Pierre Charpin is currently on a tear through French Europe. Since being named Designer of the Year at the Paris Furniture Fair in 2005, he has exhibited at the city's Museum of Decorative Arts, the Grand-Hornu in Belgium and the Mudac in Lausanne. In May he returned to the Grand-Hornu for a 20-year retrospective of his vibrantly coloured furnishings for Ligne Roset and Alessi, among others. And this month he launches Ignotus Nomen at Galerie Kreo, the St-Germain-des-Prés gallery that has backed him since 2005.

Yet this exhibit represents a sea change from the wildly vibrant statement pieces that made Charpin famous beyond the designerati who populate Design Miami and Basel. As he approaches 50, Charpin's work has taken on a more philosophical bent. The name of the new, limited-edition collection says it all: 'Ignotus Nomen', or the thing that remains unnamed. The statement is there, it's just up to you to define it.

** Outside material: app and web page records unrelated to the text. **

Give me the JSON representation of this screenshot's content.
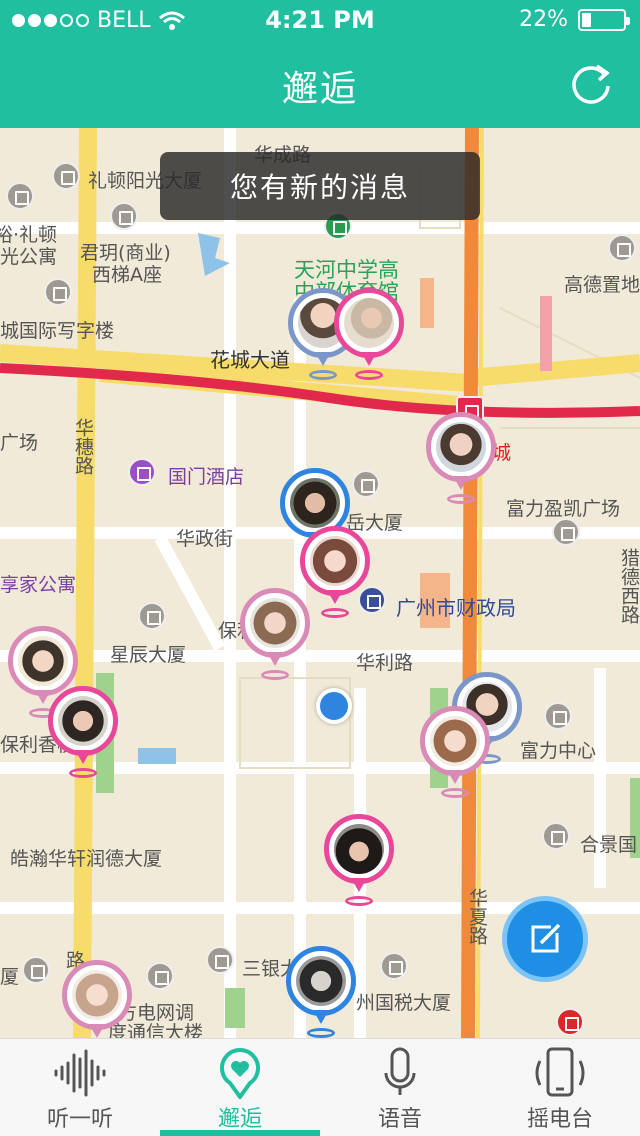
{
  "status": {
    "carrier": "BELL",
    "time": "4:21 PM",
    "battery": "22%",
    "battery_level": 0.22,
    "signal_dots_filled": 3,
    "signal_dots_total": 5
  },
  "nav": {
    "title": "邂逅",
    "refresh_icon": "refresh-icon"
  },
  "toast": "您有新的消息",
  "map": {
    "labels": {
      "huacheng_road": "华成路",
      "liton_yangguang": "礼顿阳光大厦",
      "yu_liton": "裕·礼顿",
      "guang_gongyu": "光公寓",
      "junyue": "君玥(商业)",
      "xiti_a": "西梯A座",
      "tianhe_school": "天河中学高",
      "tianhe_school2": "中部体育馆",
      "gaode": "高德置地",
      "chengguoji": "城国际写字楼",
      "huacheng_avenue": "花城大道",
      "guangchang": "广场",
      "huasui_road": "华穗路",
      "guomen_hotel": "国门酒店",
      "cheng": "城",
      "fuli_yingbin": "富力盈凯广场",
      "yue_building": "岳大厦",
      "huazheng_street": "华政街",
      "xiangjia": "享家公寓",
      "baoli": "保利",
      "guangzhou_finance": "广州市财政局",
      "xingchen": "星辰大厦",
      "huali_road": "华利路",
      "lixiangge": "保利香槟",
      "fuli_center": "富力中心",
      "haohan": "皓瀚华轩润德大厦",
      "hejing": "合景国",
      "huaxia_road": "华夏路",
      "sanyin": "三银大",
      "guoshui": "州国税大厦",
      "dianwang": "方电网调",
      "tongxin": "度通信大楼",
      "sha": "厦",
      "lu": "路",
      "liancheng": "猎德西路"
    }
  },
  "tabs": [
    {
      "label": "听一听",
      "icon": "soundwave-icon"
    },
    {
      "label": "邂逅",
      "icon": "heart-pin-icon"
    },
    {
      "label": "语音",
      "icon": "microphone-icon"
    },
    {
      "label": "摇电台",
      "icon": "phone-shake-icon"
    }
  ],
  "colors": {
    "brand": "#1fbf9f",
    "pin_pink": "#e9479a",
    "pin_blue": "#2f84e0",
    "fab": "#1f8fe6"
  }
}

Brilliant-white furnishings made from Krion, a type of Corian, are, at their core, straightforward. Until you factor in the anonymous black-resin figures that appear on the surface, shadowy forms to the pieces' austere functionality. Is that a vase propped up on the desk? A spinning top prone on the coffee table? A beaker poking through the bookshelf? The answers: no, no and no. Charpin himself describes them as 'receptors and not signifiers', enigmatic forms washed up on the shore. Indeed, like creatures from the sea they seem to rely on their host the longer you contemplate them.

But that's as far as he goes, daring you, the viewer, to take their meaning a step further. Otherwise they are simply statuary. And, frankly, that may be meaningful enough for some.